— TASK GOAL —
Exact duplicates of all the records are needed.
_ _ _ _ _
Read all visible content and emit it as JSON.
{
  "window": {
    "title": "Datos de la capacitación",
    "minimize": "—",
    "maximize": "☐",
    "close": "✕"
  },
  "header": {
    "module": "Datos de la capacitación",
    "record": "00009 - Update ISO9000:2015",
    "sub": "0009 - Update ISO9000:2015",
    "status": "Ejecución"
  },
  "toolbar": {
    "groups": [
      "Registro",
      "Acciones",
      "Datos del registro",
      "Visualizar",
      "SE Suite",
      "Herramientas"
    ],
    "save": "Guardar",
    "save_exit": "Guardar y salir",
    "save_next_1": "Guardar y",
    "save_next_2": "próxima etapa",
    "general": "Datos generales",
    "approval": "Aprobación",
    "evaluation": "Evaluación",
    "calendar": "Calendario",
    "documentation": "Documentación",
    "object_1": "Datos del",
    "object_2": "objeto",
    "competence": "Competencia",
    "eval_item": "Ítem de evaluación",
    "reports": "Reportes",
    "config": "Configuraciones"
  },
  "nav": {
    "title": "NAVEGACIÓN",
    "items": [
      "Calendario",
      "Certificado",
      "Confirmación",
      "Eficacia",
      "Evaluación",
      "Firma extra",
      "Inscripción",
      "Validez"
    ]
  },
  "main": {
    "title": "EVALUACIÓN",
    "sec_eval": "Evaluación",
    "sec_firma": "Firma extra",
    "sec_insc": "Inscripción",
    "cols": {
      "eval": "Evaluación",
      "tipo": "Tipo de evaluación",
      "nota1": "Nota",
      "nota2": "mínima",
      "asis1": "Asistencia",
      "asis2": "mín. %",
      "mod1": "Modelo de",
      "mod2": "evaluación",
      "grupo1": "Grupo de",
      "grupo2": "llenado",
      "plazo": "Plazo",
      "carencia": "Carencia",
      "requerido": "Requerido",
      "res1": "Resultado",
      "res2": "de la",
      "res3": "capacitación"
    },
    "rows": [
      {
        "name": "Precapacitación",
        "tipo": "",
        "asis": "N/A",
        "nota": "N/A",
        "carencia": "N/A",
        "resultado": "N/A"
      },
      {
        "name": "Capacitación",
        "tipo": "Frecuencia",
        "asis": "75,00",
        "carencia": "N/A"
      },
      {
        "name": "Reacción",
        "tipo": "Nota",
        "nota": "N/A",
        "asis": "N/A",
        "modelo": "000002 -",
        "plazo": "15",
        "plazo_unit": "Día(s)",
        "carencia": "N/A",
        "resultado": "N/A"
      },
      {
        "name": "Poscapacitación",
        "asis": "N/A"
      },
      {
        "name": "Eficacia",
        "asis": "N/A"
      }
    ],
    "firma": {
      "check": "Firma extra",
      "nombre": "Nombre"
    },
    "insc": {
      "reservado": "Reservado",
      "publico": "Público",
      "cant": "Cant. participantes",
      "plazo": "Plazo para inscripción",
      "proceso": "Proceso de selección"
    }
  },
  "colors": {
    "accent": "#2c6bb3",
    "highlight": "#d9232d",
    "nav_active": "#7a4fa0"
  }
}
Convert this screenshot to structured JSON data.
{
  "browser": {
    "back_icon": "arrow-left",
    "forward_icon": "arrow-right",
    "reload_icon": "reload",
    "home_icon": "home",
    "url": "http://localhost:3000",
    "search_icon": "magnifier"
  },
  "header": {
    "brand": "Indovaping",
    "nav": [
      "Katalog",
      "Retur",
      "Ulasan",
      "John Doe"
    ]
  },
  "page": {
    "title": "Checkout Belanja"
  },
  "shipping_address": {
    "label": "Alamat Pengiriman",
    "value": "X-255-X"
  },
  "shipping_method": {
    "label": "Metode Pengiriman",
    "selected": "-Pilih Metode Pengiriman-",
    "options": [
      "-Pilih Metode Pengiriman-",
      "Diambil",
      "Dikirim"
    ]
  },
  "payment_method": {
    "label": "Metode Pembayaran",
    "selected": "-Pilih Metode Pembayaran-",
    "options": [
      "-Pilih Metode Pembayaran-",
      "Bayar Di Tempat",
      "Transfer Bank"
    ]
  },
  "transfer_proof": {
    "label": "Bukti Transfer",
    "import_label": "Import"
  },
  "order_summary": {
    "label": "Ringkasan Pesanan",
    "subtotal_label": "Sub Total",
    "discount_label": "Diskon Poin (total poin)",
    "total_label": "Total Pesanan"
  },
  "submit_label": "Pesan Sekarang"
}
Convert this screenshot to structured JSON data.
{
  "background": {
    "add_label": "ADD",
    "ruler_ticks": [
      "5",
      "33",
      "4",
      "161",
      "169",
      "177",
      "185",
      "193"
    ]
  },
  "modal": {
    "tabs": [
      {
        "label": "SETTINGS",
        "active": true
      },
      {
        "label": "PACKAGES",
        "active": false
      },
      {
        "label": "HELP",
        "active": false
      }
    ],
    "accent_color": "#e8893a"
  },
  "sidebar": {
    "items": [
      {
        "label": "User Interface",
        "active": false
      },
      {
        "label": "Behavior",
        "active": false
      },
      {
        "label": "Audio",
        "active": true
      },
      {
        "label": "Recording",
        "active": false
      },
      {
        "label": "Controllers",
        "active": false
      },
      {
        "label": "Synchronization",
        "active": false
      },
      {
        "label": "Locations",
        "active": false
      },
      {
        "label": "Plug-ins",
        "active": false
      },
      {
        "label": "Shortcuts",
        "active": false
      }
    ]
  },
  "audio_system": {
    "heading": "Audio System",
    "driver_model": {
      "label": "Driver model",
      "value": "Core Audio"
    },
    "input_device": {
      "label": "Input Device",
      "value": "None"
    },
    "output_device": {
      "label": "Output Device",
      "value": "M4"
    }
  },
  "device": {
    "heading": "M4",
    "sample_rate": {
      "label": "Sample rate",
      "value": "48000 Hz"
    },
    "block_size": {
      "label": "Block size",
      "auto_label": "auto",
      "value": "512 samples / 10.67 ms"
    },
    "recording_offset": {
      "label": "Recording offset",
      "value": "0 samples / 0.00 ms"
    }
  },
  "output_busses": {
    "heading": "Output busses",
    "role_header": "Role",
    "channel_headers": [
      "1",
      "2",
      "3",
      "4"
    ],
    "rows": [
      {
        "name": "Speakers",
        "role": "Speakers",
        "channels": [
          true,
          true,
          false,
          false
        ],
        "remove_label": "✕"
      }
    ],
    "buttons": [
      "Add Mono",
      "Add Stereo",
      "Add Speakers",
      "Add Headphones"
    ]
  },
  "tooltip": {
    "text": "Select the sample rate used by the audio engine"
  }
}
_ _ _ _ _
— EXERCISE ANSWER —
Read all visible content and emit it as JSON.
{
  "window": {
    "title": "Datos de la capacitación",
    "minimize": "—",
    "maximize": "☐",
    "close": "✕"
  },
  "header": {
    "module": "Datos de la capacitación",
    "record": "00009 - Update ISO9000:2015",
    "sub": "0009 - Update ISO9000:2015",
    "status": "Ejecución"
  },
  "toolbar": {
    "groups": [
      "Registro",
      "Acciones",
      "Datos del registro",
      "Visualizar",
      "SE Suite",
      "Herramientas"
    ],
    "save": "Guardar",
    "save_exit": "Guardar y salir",
    "save_next_1": "Guardar y",
    "save_next_2": "próxima etapa",
    "general": "Datos generales",
    "approval": "Aprobación",
    "evaluation": "Evaluación",
    "calendar": "Calendario",
    "documentation": "Documentación",
    "object_1": "Datos del",
    "object_2": "objeto",
    "competence": "Competencia",
    "eval_item": "Ítem de evaluación",
    "reports": "Reportes",
    "config": "Configuraciones"
  },
  "nav": {
    "title": "NAVEGACIÓN",
    "items": [
      "Calendario",
      "Certificado",
      "Confirmación",
      "Eficacia",
      "Evaluación",
      "Firma extra",
      "Inscripción",
      "Validez"
    ]
  },
  "main": {
    "title": "EVALUACIÓN",
    "sec_eval": "Evaluación",
    "sec_firma": "Firma extra",
    "sec_insc": "Inscripción",
    "cols": {
      "eval": "Evaluación",
      "tipo": "Tipo de evaluación",
      "nota1": "Nota",
      "nota2": "mínima",
      "asis1": "Asistencia",
      "asis2": "mín. %",
      "mod1": "Modelo de",
      "mod2": "evaluación",
      "grupo1": "Grupo de",
      "grupo2": "llenado",
      "plazo": "Plazo",
      "carencia": "Carencia",
      "requerido": "Requerido",
      "res1": "Resultado",
      "res2": "de la",
      "res3": "capacitación"
    },
    "rows": [
      {
        "name": "Precapacitación",
        "tipo": "",
        "asis": "N/A",
        "nota": "N/A",
        "carencia": "N/A",
        "resultado": "N/A"
      },
      {
        "name": "Capacitación",
        "tipo": "Frecuencia",
        "asis": "75,00",
        "carencia": "N/A"
      },
      {
        "name": "Reacción",
        "tipo": "Nota",
        "nota": "N/A",
        "asis": "N/A",
        "modelo": "000002 -",
        "plazo": "15",
        "plazo_unit": "Día(s)",
        "carencia": "N/A",
        "resultado": "N/A"
      },
      {
        "name": "Poscapacitación",
        "asis": "N/A"
      },
      {
        "name": "Eficacia",
        "asis": "N/A"
      }
    ],
    "firma": {
      "check": "Firma extra",
      "nombre": "Nombre"
    },
    "insc": {
      "reservado": "Reservado",
      "publico": "Público",
      "cant": "Cant. participantes",
      "plazo": "Plazo para inscripción",
      "proceso": "Proceso de selección"
    }
  },
  "colors": {
    "accent": "#2c6bb3",
    "highlight": "#d9232d",
    "nav_active": "#7a4fa0"
  }
}
Convert this screenshot to structured JSON data.
{
  "browser": {
    "back_icon": "arrow-left",
    "forward_icon": "arrow-right",
    "reload_icon": "reload",
    "home_icon": "home",
    "url": "http://localhost:3000",
    "search_icon": "magnifier"
  },
  "header": {
    "brand": "Indovaping",
    "nav": [
      "Katalog",
      "Retur",
      "Ulasan",
      "John Doe"
    ]
  },
  "page": {
    "title": "Checkout Belanja"
  },
  "shipping_address": {
    "label": "Alamat Pengiriman",
    "value": "X-255-X"
  },
  "shipping_method": {
    "label": "Metode Pengiriman",
    "selected": "-Pilih Metode Pengiriman-",
    "options": [
      "-Pilih Metode Pengiriman-",
      "Diambil",
      "Dikirim"
    ]
  },
  "payment_method": {
    "label": "Metode Pembayaran",
    "selected": "-Pilih Metode Pembayaran-",
    "options": [
      "-Pilih Metode Pembayaran-",
      "Bayar Di Tempat",
      "Transfer Bank"
    ]
  },
  "transfer_proof": {
    "label": "Bukti Transfer",
    "import_label": "Import"
  },
  "order_summary": {
    "label": "Ringkasan Pesanan",
    "subtotal_label": "Sub Total",
    "discount_label": "Diskon Poin (total poin)",
    "total_label": "Total Pesanan"
  },
  "submit_label": "Pesan Sekarang"
}
Convert this screenshot to structured JSON data.
{
  "background": {
    "add_label": "ADD",
    "ruler_ticks": [
      "5",
      "33",
      "4",
      "161",
      "169",
      "177",
      "185",
      "193"
    ]
  },
  "modal": {
    "tabs": [
      {
        "label": "SETTINGS",
        "active": true
      },
      {
        "label": "PACKAGES",
        "active": false
      },
      {
        "label": "HELP",
        "active": false
      }
    ],
    "accent_color": "#e8893a"
  },
  "sidebar": {
    "items": [
      {
        "label": "User Interface",
        "active": false
      },
      {
        "label": "Behavior",
        "active": false
      },
      {
        "label": "Audio",
        "active": true
      },
      {
        "label": "Recording",
        "active": false
      },
      {
        "label": "Controllers",
        "active": false
      },
      {
        "label": "Synchronization",
        "active": false
      },
      {
        "label": "Locations",
        "active": false
      },
      {
        "label": "Plug-ins",
        "active": false
      },
      {
        "label": "Shortcuts",
        "active": false
      }
    ]
  },
  "audio_system": {
    "heading": "Audio System",
    "driver_model": {
      "label": "Driver model",
      "value": "Core Audio"
    },
    "input_device": {
      "label": "Input Device",
      "value": "None"
    },
    "output_device": {
      "label": "Output Device",
      "value": "M4"
    }
  },
  "device": {
    "heading": "M4",
    "sample_rate": {
      "label": "Sample rate",
      "value": "48000 Hz"
    },
    "block_size": {
      "label": "Block size",
      "auto_label": "auto",
      "value": "512 samples / 10.67 ms"
    },
    "recording_offset": {
      "label": "Recording offset",
      "value": "0 samples / 0.00 ms"
    }
  },
  "output_busses": {
    "heading": "Output busses",
    "role_header": "Role",
    "channel_headers": [
      "1",
      "2",
      "3",
      "4"
    ],
    "rows": [
      {
        "name": "Speakers",
        "role": "Speakers",
        "channels": [
          true,
          true,
          false,
          false
        ],
        "remove_label": "✕"
      }
    ],
    "buttons": [
      "Add Mono",
      "Add Stereo",
      "Add Speakers",
      "Add Headphones"
    ]
  },
  "tooltip": {
    "text": "Select the sample rate used by the audio engine"
  }
}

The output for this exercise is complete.